▶ **TASK INPUTS**:

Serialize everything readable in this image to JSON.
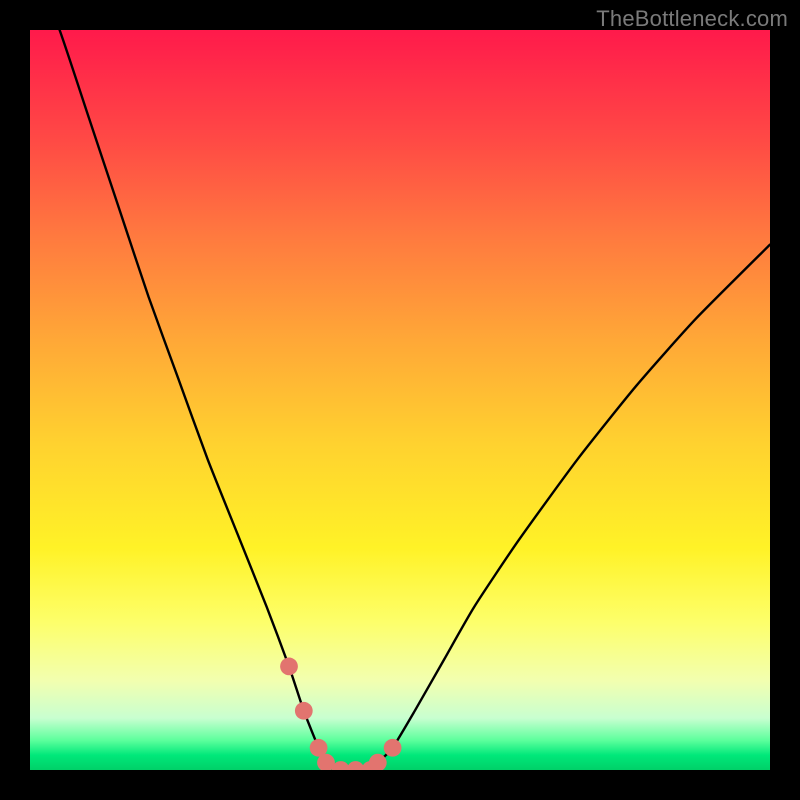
{
  "watermark": "TheBottleneck.com",
  "chart_data": {
    "type": "line",
    "title": "",
    "xlabel": "",
    "ylabel": "",
    "xlim": [
      0,
      100
    ],
    "ylim": [
      0,
      100
    ],
    "grid": false,
    "legend": false,
    "notes": "V-shaped bottleneck curve on a vertical red→green gradient. Y is bottleneck percentage (red=high, green=low). Minimum ≈0 at x≈40–47. Salmon dots mark the flat bottom.",
    "series": [
      {
        "name": "bottleneck-curve",
        "color": "#000000",
        "x": [
          0,
          4,
          8,
          12,
          16,
          20,
          24,
          28,
          32,
          35,
          37,
          39,
          40,
          42,
          44,
          46,
          47,
          49,
          52,
          56,
          60,
          66,
          74,
          82,
          90,
          100
        ],
        "values": [
          110,
          100,
          88,
          76,
          64,
          53,
          42,
          32,
          22,
          14,
          8,
          3,
          1,
          0,
          0,
          0,
          1,
          3,
          8,
          15,
          22,
          31,
          42,
          52,
          61,
          71
        ]
      }
    ],
    "markers": {
      "name": "bottom-dots",
      "color": "#e2746f",
      "radius_pct": 1.2,
      "x": [
        35,
        37,
        39,
        40,
        42,
        44,
        46,
        47,
        49
      ],
      "values": [
        14,
        8,
        3,
        1,
        0,
        0,
        0,
        1,
        3
      ]
    },
    "gradient_stops": [
      {
        "pct": 0,
        "color": "#ff1a4b"
      },
      {
        "pct": 15,
        "color": "#ff4a45"
      },
      {
        "pct": 28,
        "color": "#ff7a3f"
      },
      {
        "pct": 42,
        "color": "#ffa837"
      },
      {
        "pct": 56,
        "color": "#ffd22f"
      },
      {
        "pct": 70,
        "color": "#fff227"
      },
      {
        "pct": 80,
        "color": "#fdff6a"
      },
      {
        "pct": 88,
        "color": "#f2ffb0"
      },
      {
        "pct": 93,
        "color": "#c8ffd0"
      },
      {
        "pct": 96,
        "color": "#5cff9c"
      },
      {
        "pct": 98,
        "color": "#00e87a"
      },
      {
        "pct": 100,
        "color": "#00d068"
      }
    ]
  }
}
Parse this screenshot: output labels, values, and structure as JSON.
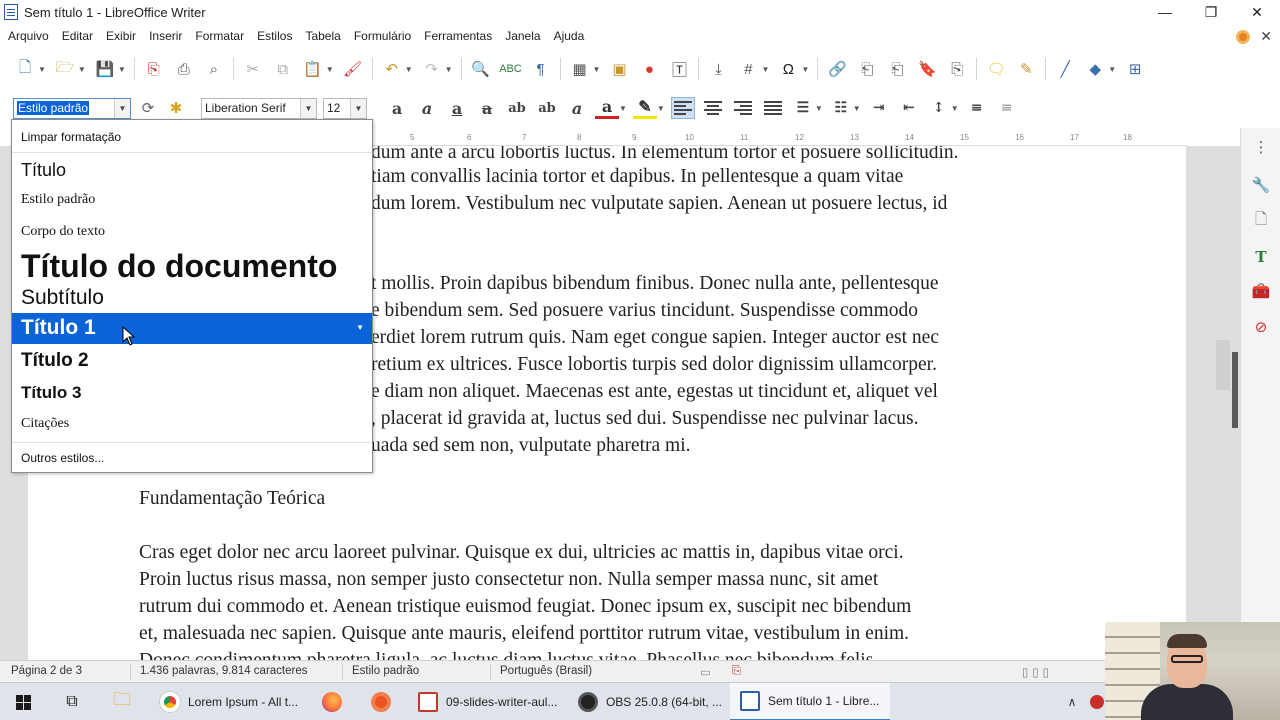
{
  "window": {
    "title": "Sem título 1 - LibreOffice Writer",
    "controls": [
      "—",
      "❐",
      "✕"
    ]
  },
  "menu": [
    "Arquivo",
    "Editar",
    "Exibir",
    "Inserir",
    "Formatar",
    "Estilos",
    "Tabela",
    "Formulário",
    "Ferramentas",
    "Janela",
    "Ajuda"
  ],
  "toolbar2": {
    "style_value": "Estilo padrão",
    "font_value": "Liberation Serif",
    "size_value": "12"
  },
  "ruler": [
    "5",
    "6",
    "7",
    "8",
    "9",
    "10",
    "11",
    "12",
    "13",
    "14",
    "15",
    "16",
    "17",
    "18"
  ],
  "style_dropdown": {
    "clear": "Limpar formatação",
    "items": [
      {
        "label": "Título"
      },
      {
        "label": "Estilo padrão"
      },
      {
        "label": "Corpo do texto"
      },
      {
        "label": "Título do documento"
      },
      {
        "label": "Subtítulo"
      },
      {
        "label": "Título 1"
      },
      {
        "label": "Título 2"
      },
      {
        "label": "Título 3"
      },
      {
        "label": "Citações"
      }
    ],
    "more": "Outros estilos..."
  },
  "document": {
    "para1": [
      "dum ante a arcu lobortis luctus. In elementum tortor et posuere sollicitudin.",
      "tiam convallis lacinia tortor et dapibus. In pellentesque a quam vitae",
      "dum lorem. Vestibulum nec vulputate sapien. Aenean ut posuere lectus, id"
    ],
    "para2": [
      "t mollis. Proin dapibus bibendum finibus. Donec nulla ante, pellentesque",
      "e bibendum sem. Sed posuere varius tincidunt. Suspendisse commodo",
      "erdiet lorem rutrum quis. Nam eget congue sapien. Integer auctor est nec",
      "retium ex ultrices. Fusce lobortis turpis sed dolor dignissim ullamcorper.",
      "e diam non aliquet. Maecenas est ante, egestas ut tincidunt et, aliquet vel",
      ", placerat id gravida at, luctus sed dui. Suspendisse nec pulvinar lacus.",
      "uada sed sem non, vulputate pharetra mi."
    ],
    "heading": "Fundamentação Teórica",
    "para3": [
      "Cras eget dolor nec arcu laoreet pulvinar. Quisque ex dui, ultricies ac mattis in, dapibus vitae orci.",
      "Proin luctus risus massa, non semper justo consectetur non. Nulla semper massa nunc, sit amet",
      "rutrum dui commodo et. Aenean tristique euismod feugiat. Donec ipsum ex, suscipit nec bibendum",
      "et, malesuada nec sapien. Quisque ante mauris, eleifend porttitor rutrum vitae, vestibulum in enim.",
      "Donec condimentum pharetra ligula, ac luctus diam luctus vitae. Phasellus nec bibendum felis."
    ]
  },
  "status": {
    "page": "Página 2 de 3",
    "words": "1.436 palavras, 9.814 caracteres",
    "style": "Estilo padrão",
    "language": "Português (Brasil)"
  },
  "taskbar": {
    "apps": [
      {
        "label": "Lorem Ipsum - All t..."
      },
      {
        "label": "09-slides-writer-aul..."
      },
      {
        "label": "OBS 25.0.8 (64-bit, ..."
      },
      {
        "label": "Sem título 1 - Libre..."
      }
    ]
  },
  "colors": {
    "selection": "#0a64d8",
    "accent": "#3a6fb0"
  }
}
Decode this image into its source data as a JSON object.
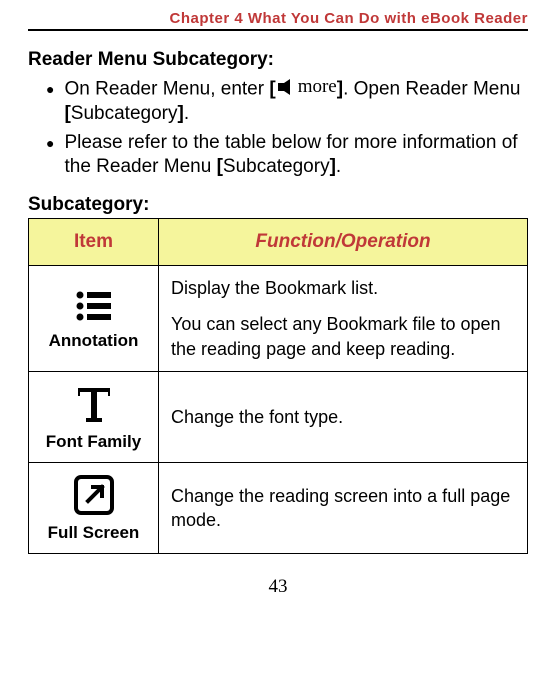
{
  "header": {
    "chapter_title": "Chapter 4 What You Can Do with eBook Reader"
  },
  "section1": {
    "title": "Reader Menu Subcategory:",
    "bullets": [
      {
        "pre": "On Reader Menu, enter ",
        "more_label": "more",
        "post1": ". Open Reader Menu ",
        "bracket1": "[",
        "sub": "Subcategory",
        "bracket2": "]",
        "tail": "."
      },
      {
        "text_a": "Please refer to the table below for more information of the Reader Menu ",
        "bracket1": "[",
        "sub": "Subcategory",
        "bracket2": "]",
        "tail": "."
      }
    ]
  },
  "subcategory_label": "Subcategory:",
  "table": {
    "headers": {
      "item": "Item",
      "func": "Function/Operation"
    },
    "rows": [
      {
        "icon": "list-icon",
        "label": "Annotation",
        "desc_p1": "Display the Bookmark list.",
        "desc_p2": "You can select any Bookmark file to open the reading page and keep reading."
      },
      {
        "icon": "font-icon",
        "label": "Font Family",
        "desc_p1": "Change the font type."
      },
      {
        "icon": "fullscreen-icon",
        "label": "Full Screen",
        "desc_p1": "Change the reading screen into a full page mode."
      }
    ]
  },
  "page_number": "43"
}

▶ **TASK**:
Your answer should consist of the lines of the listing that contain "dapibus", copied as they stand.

▶ **SOLUTION FOR THIS EXERCISE**:
      "tiam convallis lacinia tortor et dapibus. In pellentesque a quam vitae",
      "t mollis. Proin dapibus bibendum finibus. Donec nulla ante, pellentesque",
      "Cras eget dolor nec arcu laoreet pulvinar. Quisque ex dui, ultricies ac mattis in, dapibus vitae orci.",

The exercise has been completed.